Located in Yunnan Province in southwestern China, the sparsely populated Hengduan ranges are China’s longest and widest mountain system. Main sources of income are cattle, sheep, and forestry. The ranges also are a major tea producer. Most of the inhabitants belong to minority nationalities such as the Lisu, Yi, Bai, and Tibetans (Zang).
The Hengduan ranges in northwest Yunnan Province, extending into neighboring Tibet (Xizang) Autonomous Region and Sichuan Province, are China’s longest and widest mountain system. Several large rivers flowing from north to south—the Nu, Lancang, Yalon, and Jinsha—traverse the area. The river valleys are 1,500-2,000 meters above sea level, whereas peaks in the southern part reach 4,124 meters (Tiancang); Guangmao in the eastern part reaches 4,023 meters. The peaks stand close together, and the area is almost without plateaus and broad valleys.
The ranges have a relatively high annual precipitation of up to 2,500 millimeters on the western slopes of the mountains, whereas the eastern slopes receive markedly less rain—about 900 millimeters. The region is sparsely populated; most inhabitants belong to minority nationalities such as the Lisu, Yi, Bai, and Tibetans (Zang), and the majority of the region is divided into autonomous districts. The main city of the area is windswept Xiaguan, situated at the southern end of Lake Erhai. Main sources of income are forestry, cattle, and sheep. Since tea plants were introduced in the nineteenth century, the region has become a major tea producer. The region is also one of China’s important nonferrous metal industrial bases.

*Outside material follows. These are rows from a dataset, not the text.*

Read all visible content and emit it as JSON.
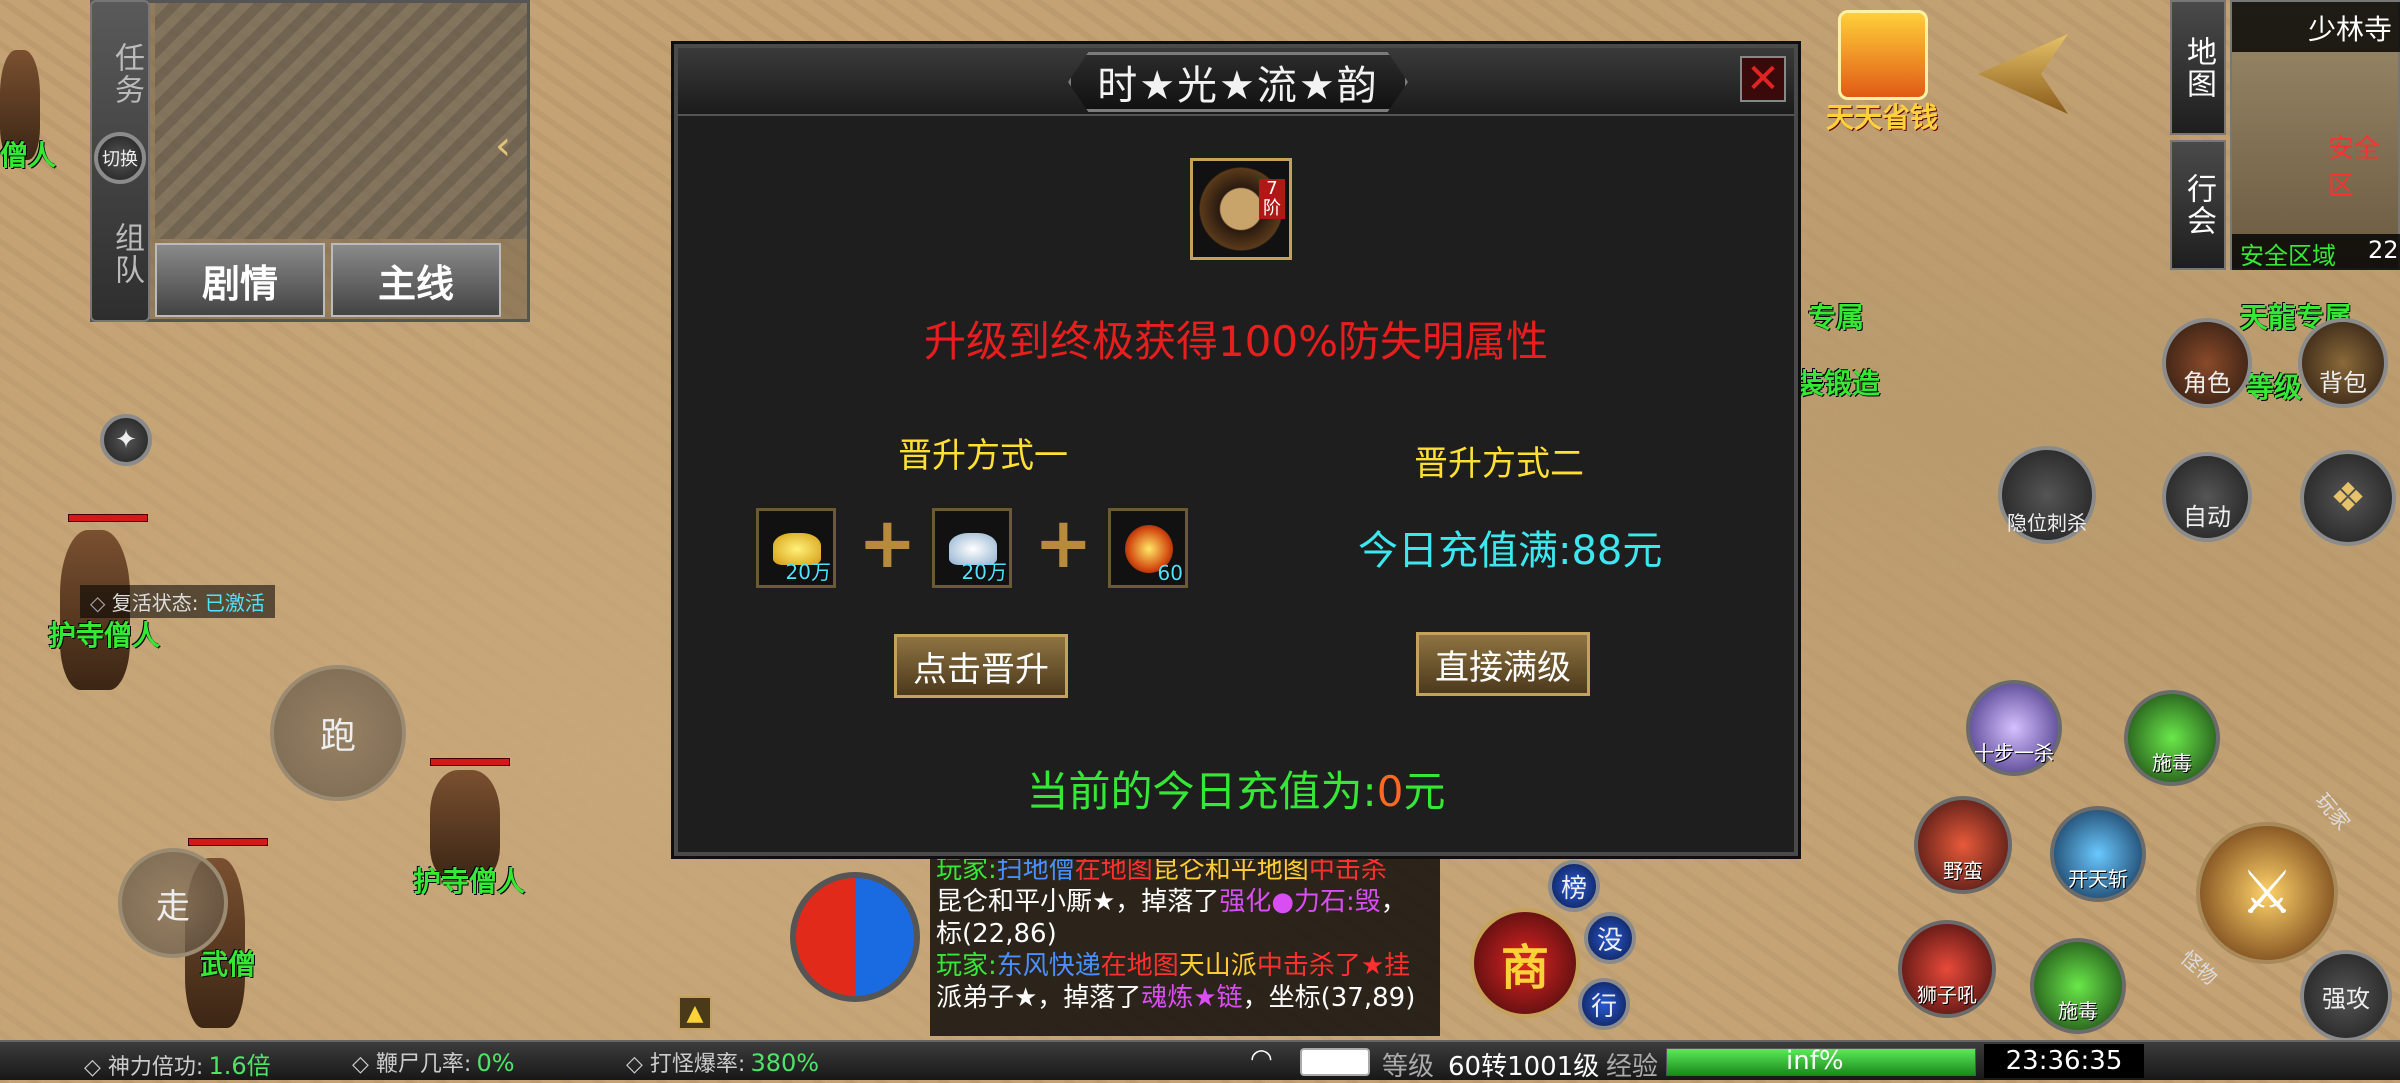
{
  "map": {
    "location_name": "少林寺",
    "map_btn_label": "地图",
    "guild_btn_label": "行会",
    "minimap_label": "安全区域",
    "minimap_coord": "22",
    "safe_zone_text": "安全区"
  },
  "quest_panel": {
    "task_label": "任务",
    "switch_label": "切换",
    "team_label": "组队",
    "tab_story": "剧情",
    "tab_main": "主线"
  },
  "gift": {
    "label": "天天省钱"
  },
  "dialog": {
    "title": "时★光★流★韵",
    "item_badge": "7阶",
    "headline": "升级到终极获得100%防失明属性",
    "method_one_title": "晋升方式一",
    "method_two_title": "晋升方式二",
    "materials": [
      {
        "name": "gold-ingot",
        "count": "20万"
      },
      {
        "name": "silver-ingot",
        "count": "20万"
      },
      {
        "name": "orb",
        "count": "60"
      }
    ],
    "recharge_prefix": "今日充值满:",
    "recharge_amount": "88元",
    "upgrade_btn": "点击晋升",
    "max_btn": "直接满级",
    "current_prefix": "当前的今日充值为:",
    "current_value": "0",
    "current_suffix": "元"
  },
  "world": {
    "npc_names": [
      "护寺僧人",
      "护寺僧人",
      "武僧",
      "僧人"
    ],
    "revive_label": "复活状态:",
    "revive_value": "已激活",
    "run_label": "跑",
    "walk_label": "走",
    "exclusive_left_top": "专属",
    "exclusive_left_bottom": "装锻造",
    "exclusive_right_top": "天龍专属",
    "exclusive_right_bottom": "等级"
  },
  "right_controls": {
    "role_label": "角色",
    "bag_label": "背包",
    "stealth_label": "隐位刺杀",
    "auto_label": "自动",
    "skills": [
      "十步一杀",
      "施毒",
      "野蛮",
      "开天斩",
      "狮子吼",
      "施毒"
    ],
    "strong_attack": "强攻",
    "side_labels": [
      "玩家",
      "怪物"
    ]
  },
  "menu_buttons": {
    "rank": "榜",
    "shop": "商",
    "none": "没",
    "walk": "行"
  },
  "chat": {
    "lines": [
      {
        "parts": [
          {
            "t": "玩家:",
            "c": "#35e835"
          },
          {
            "t": "扫地僧",
            "c": "#4a8fff"
          },
          {
            "t": "在地图",
            "c": "#ff3030"
          },
          {
            "t": "昆仑和平地图",
            "c": "#ffcc33"
          },
          {
            "t": "中击杀",
            "c": "#ff3030"
          }
        ]
      },
      {
        "parts": [
          {
            "t": "昆仑和平小厮★，掉落了",
            "c": "#ffffff"
          },
          {
            "t": "强化●力石:毁",
            "c": "#d84ef2"
          },
          {
            "t": "，",
            "c": "#ffffff"
          }
        ]
      },
      {
        "parts": [
          {
            "t": "标(22,86)",
            "c": "#ffffff"
          }
        ]
      },
      {
        "parts": [
          {
            "t": "玩家:",
            "c": "#35e835"
          },
          {
            "t": "东风快递",
            "c": "#4a8fff"
          },
          {
            "t": "在地图",
            "c": "#ff3030"
          },
          {
            "t": "天山派",
            "c": "#ffcc33"
          },
          {
            "t": "中击杀了★挂",
            "c": "#ff3030"
          }
        ]
      },
      {
        "parts": [
          {
            "t": "派弟子★，掉落了",
            "c": "#ffffff"
          },
          {
            "t": "魂炼★链",
            "c": "#d84ef2"
          },
          {
            "t": "，坐标(37,89)",
            "c": "#ffffff"
          }
        ]
      }
    ]
  },
  "bottom_bar": {
    "power_label": "神力倍功:",
    "power_value": "1.6倍",
    "corpse_label": "鞭尸几率:",
    "corpse_value": "0%",
    "drop_label": "打怪爆率:",
    "drop_value": "380%",
    "level_label": "等级",
    "level_value": "60转1001级",
    "exp_label": "经验",
    "exp_value": "inf%",
    "exp_fill": 1.0,
    "clock": "23:36:35"
  }
}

Source: Nielsen, Bent. (2009). Hengduan Ranges. In Linsun Cheng, et al. (Eds.), Berkshire Encyclopedia of China, pp. 1021–1021. Great Barrington, MA: Berkshire Publishing.
Hengduan Ranges (Héngduàn Shānmài 横断山脉)|Héngduàn Shānmài 横断山脉 (Hengduan Ranges)